Using a sharp knife, cut a vertical line in the puff pastry to the right of the jalapenos, and then horizontally in between them. Puff pastry is super stretchy, so you can cut pretty close to the peppers and will still be able to wrap the dough around them. Once you have the peppers wrapped up, pinch the edges to seal and place them on the baking sheet. Continue this process until all the peppers are stuffed and wrapped.
To make the egg wash, lightly beat the egg with a touch of water. Brush the tops of the poppers with the egg wash, then bake the poppers for 20 minutes until pastry is golden brown.
While the poppers are baking, be sure to show your signifiant other how spicy you are! (Remember to set a timer, no one likes being interrupted from adult play time by the shrill of the fire alarm. Not that we would know from personal experience or anything.)
After 20 minutes, remove the poppers from the oven and cool on a baking rack for 5 minutes. Then dig in!

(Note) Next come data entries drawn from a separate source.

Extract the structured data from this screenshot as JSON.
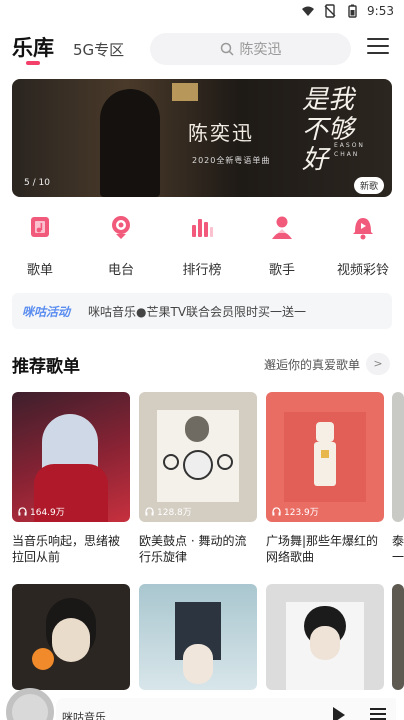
{
  "status_bar": {
    "time": "9:53"
  },
  "header": {
    "tab_main": "乐库",
    "tab_5g": "5G专区",
    "search_placeholder": "陈奕迅"
  },
  "banner": {
    "artist_text": "陈奕迅",
    "subtitle": "2020全新粤语单曲",
    "song_title": "是我不够好",
    "english": "EASON CHAN",
    "page": "5 / 10",
    "badge": "新歌"
  },
  "quick_entries": [
    {
      "label": "歌单",
      "icon": "songlist-icon"
    },
    {
      "label": "电台",
      "icon": "radio-icon"
    },
    {
      "label": "排行榜",
      "icon": "chart-icon"
    },
    {
      "label": "歌手",
      "icon": "singer-icon"
    },
    {
      "label": "视频彩铃",
      "icon": "video-ringtone-icon"
    }
  ],
  "notice": {
    "tag": "咪咕活动",
    "text": "咪咕音乐●芒果TV联合会员限时买一送一"
  },
  "section": {
    "title": "推荐歌单",
    "more": "邂逅你的真爱歌单",
    "more_arrow": ">"
  },
  "playlists": [
    {
      "plays": "164.9万",
      "title": "当音乐响起，思绪被拉回从前"
    },
    {
      "plays": "128.8万",
      "title": "欧美鼓点 · 舞动的流行乐旋律"
    },
    {
      "plays": "123.9万",
      "title": "广场舞|那些年爆红的网络歌曲"
    },
    {
      "plays": "",
      "title": "泰一"
    }
  ],
  "player": {
    "name": "咪咕音乐"
  },
  "colors": {
    "accent": "#f2406a"
  }
}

These things are so good! The cinnamon and cumin really play well with the gorgonzola and the spicy jalapenos. And, let’s be real, puff pastry is good with everything. A. has been zealously rationing our jalapenos from last week and has made me promise that I’ll fix this recipe again once we receive more jalapenos from this week’s basket. He doesn’t need to ask me twice!